The Los Angeles Times says this:
“Working with the quote-unquote best and brightest, I was seeing more and more [students] who seemed less and less capable of doing the stuff of life. They were incredibly accomplished in the transcript and GPA sense but less with their own selves, evidenced by how frequently they communicated with a parent, texting multiple times a day, needing a parent to tell them what to do.
“I’d been scolding other people for five or six years. One night I started cutting my 10-year-old son’s meat and realized I was enabling dependence on me. I could see the link between parenting and why my college students, though very accomplished academically, were rather existentially impotent.”
The article suggests 5 things that can put us as parents out of a job – in a good way.
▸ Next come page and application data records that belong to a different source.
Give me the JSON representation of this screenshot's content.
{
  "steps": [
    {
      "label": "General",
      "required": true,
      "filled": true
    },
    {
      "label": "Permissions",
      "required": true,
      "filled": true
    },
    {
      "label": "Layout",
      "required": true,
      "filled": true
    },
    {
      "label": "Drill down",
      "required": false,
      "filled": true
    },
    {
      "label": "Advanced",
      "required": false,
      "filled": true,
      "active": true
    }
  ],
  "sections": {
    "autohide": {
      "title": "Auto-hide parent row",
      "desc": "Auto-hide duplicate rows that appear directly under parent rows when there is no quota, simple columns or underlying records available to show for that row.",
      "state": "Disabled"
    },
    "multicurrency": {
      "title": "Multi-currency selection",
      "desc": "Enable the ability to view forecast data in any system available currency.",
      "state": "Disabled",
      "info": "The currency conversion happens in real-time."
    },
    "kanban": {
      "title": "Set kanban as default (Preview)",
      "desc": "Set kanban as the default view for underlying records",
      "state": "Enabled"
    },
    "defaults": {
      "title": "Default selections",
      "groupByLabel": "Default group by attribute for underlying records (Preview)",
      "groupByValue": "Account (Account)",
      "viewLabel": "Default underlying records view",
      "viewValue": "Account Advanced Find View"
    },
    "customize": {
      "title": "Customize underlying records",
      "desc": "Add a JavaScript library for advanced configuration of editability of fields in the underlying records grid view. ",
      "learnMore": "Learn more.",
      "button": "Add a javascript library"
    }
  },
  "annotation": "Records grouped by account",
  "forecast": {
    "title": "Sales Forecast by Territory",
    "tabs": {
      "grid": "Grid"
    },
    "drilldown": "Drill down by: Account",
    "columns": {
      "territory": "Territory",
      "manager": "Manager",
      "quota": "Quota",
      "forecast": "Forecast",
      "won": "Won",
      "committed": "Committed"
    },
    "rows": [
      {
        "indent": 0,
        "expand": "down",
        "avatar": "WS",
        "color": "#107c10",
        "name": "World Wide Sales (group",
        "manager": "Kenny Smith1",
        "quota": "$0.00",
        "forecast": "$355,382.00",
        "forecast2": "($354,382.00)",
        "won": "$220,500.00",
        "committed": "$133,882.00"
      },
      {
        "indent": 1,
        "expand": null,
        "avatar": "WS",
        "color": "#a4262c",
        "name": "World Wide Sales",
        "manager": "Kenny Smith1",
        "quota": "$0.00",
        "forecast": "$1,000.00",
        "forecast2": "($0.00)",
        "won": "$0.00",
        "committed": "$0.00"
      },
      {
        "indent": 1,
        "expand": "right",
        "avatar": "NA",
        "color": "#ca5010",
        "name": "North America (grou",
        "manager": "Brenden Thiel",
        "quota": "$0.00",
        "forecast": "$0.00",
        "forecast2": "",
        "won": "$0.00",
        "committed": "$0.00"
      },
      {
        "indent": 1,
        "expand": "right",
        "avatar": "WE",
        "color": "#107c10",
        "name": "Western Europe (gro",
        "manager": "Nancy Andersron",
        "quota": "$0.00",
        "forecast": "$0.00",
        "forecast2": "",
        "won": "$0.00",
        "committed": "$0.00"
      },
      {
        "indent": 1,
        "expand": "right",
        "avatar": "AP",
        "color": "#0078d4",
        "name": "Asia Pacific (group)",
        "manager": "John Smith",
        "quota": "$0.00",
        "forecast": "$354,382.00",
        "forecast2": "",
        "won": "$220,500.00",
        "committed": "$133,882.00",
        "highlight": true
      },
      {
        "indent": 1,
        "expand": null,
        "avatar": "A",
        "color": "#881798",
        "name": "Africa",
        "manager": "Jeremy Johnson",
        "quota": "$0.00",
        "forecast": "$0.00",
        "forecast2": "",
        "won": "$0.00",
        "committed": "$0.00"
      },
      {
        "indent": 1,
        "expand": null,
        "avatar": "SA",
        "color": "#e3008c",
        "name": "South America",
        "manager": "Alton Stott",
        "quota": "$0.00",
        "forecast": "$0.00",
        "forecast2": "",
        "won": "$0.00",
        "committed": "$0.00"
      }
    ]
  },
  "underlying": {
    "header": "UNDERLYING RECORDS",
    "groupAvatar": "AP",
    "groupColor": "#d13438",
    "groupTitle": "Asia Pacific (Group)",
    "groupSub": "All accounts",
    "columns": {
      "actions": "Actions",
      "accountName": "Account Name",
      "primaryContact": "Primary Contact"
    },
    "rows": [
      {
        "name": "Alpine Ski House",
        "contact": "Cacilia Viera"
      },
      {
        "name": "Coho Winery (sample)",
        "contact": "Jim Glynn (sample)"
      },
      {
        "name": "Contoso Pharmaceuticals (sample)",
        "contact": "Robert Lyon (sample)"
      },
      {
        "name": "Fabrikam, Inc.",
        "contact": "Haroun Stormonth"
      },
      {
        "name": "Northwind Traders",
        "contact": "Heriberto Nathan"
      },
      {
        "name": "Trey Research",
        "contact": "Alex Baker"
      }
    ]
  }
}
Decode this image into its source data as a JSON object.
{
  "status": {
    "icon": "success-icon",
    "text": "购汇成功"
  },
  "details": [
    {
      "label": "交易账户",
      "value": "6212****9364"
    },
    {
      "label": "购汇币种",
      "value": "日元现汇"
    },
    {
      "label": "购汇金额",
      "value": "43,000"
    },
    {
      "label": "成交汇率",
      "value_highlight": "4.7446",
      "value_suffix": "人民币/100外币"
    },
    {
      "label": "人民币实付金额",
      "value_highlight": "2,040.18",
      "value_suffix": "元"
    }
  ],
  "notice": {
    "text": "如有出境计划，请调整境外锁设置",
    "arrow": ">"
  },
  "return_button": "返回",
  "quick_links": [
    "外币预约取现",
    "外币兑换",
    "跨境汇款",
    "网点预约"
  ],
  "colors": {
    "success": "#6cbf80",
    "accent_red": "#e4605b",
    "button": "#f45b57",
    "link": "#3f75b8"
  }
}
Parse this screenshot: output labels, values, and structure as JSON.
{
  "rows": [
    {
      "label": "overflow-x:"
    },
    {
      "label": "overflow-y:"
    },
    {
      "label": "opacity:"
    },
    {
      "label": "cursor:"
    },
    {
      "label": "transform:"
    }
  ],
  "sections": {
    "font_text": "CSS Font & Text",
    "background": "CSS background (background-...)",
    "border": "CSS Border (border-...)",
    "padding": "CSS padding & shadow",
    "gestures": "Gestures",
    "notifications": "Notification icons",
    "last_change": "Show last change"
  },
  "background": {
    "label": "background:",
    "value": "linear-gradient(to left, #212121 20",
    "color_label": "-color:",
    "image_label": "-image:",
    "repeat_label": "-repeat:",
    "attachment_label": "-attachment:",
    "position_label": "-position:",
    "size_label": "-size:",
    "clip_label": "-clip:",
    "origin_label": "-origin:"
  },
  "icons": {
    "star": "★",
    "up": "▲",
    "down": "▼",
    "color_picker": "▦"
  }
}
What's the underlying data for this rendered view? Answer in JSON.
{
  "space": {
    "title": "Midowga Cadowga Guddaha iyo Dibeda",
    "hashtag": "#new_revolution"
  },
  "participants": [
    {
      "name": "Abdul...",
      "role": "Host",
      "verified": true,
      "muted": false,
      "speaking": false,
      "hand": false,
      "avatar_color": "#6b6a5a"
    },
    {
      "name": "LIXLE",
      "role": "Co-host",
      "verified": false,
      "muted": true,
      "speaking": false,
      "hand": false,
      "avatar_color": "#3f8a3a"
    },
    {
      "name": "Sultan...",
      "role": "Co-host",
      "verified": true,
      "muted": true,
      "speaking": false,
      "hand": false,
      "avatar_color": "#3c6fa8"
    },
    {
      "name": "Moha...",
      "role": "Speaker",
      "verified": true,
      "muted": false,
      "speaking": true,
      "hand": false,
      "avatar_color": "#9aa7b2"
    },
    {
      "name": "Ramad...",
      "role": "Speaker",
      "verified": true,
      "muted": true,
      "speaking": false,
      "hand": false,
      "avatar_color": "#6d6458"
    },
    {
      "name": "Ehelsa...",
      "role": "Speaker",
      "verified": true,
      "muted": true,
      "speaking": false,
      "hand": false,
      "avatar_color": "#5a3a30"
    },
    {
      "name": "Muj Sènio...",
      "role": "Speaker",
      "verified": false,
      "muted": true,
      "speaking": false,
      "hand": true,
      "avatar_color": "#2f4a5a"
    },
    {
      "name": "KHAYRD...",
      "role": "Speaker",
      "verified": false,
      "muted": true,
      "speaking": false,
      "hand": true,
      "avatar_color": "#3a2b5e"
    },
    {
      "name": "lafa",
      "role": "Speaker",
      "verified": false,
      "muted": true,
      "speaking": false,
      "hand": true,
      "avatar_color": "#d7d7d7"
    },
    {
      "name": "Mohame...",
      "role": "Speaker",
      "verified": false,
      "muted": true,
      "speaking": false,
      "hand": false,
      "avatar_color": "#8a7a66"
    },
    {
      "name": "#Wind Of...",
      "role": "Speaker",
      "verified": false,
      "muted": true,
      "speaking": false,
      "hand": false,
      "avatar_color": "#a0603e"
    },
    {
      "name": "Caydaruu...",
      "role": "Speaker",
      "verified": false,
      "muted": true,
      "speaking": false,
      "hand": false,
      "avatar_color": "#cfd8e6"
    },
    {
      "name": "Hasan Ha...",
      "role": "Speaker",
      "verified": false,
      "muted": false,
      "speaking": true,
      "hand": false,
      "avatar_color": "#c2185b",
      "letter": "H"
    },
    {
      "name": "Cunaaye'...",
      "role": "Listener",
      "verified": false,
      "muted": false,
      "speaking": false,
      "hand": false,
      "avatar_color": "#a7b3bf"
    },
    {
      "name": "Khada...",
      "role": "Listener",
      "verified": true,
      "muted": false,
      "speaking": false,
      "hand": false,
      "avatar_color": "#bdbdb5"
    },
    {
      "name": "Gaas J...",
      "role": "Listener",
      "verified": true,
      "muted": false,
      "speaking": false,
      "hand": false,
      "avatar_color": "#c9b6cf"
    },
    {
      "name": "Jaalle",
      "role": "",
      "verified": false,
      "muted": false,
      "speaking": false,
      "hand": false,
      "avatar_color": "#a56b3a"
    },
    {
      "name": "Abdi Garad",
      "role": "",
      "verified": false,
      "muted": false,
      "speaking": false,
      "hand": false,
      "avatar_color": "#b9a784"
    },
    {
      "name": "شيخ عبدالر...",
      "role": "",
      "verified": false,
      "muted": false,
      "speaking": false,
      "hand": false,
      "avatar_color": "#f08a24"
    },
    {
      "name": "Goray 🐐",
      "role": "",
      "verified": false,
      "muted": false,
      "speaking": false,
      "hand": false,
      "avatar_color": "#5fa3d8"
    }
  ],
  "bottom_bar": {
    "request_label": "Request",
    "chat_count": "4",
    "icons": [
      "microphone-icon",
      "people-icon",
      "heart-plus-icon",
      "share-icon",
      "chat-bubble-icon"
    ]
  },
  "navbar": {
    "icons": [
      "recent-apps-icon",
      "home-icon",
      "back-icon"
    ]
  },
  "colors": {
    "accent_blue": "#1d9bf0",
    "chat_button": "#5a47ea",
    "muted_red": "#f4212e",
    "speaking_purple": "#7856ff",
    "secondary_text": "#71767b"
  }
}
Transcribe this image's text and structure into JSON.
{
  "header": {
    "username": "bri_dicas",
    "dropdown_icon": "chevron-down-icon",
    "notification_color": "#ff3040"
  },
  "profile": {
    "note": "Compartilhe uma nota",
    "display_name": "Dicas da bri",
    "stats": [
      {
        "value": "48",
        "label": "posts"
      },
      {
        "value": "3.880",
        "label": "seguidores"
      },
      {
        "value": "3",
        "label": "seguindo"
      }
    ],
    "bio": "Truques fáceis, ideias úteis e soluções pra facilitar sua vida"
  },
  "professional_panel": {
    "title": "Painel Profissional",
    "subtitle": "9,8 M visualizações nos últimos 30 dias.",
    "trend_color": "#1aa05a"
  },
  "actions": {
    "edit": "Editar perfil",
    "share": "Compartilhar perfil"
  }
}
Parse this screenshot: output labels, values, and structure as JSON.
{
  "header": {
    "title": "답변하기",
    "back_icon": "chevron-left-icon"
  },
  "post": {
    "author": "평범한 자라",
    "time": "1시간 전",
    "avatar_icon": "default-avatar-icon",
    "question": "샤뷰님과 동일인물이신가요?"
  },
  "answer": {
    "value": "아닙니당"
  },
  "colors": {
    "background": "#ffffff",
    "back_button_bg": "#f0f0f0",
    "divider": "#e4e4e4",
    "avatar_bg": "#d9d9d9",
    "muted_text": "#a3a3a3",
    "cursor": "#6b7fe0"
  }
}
The most powerful for me was the last, ‘Let them try and fail’. You get why that is important, don’t you?!
Reminds me of one of my previous posts on facebook about rescuing and how this steals others life lessons…
“A soccer coach … he prepares his team before the game giving practice and feedback. And, calling or not, he’s there on the side, intently interested, BUT never once does he step on the field and kick the ball. In life though, we may see someone in trouble and think, ‘I need to help them’. Seems like the kind thing to do, but it’s really saying, ‘I don’t believe you can’. It’s their game, not yours. We all need both successful and failed attempts to learn and strengthen. So, don’t delay it, drag it out or steal the opportunities they’ve crafted for themselves. That can’t be kind, can it? This applies whether you’re the Manager, Parent, Partner, Sibling, Offspring or Friend.” There is a huge difference between supporting or encouraging someone to learn and doing it for them.
As parents, a good question to ask might be, ‘What am I enabling? Dependence or Independence?’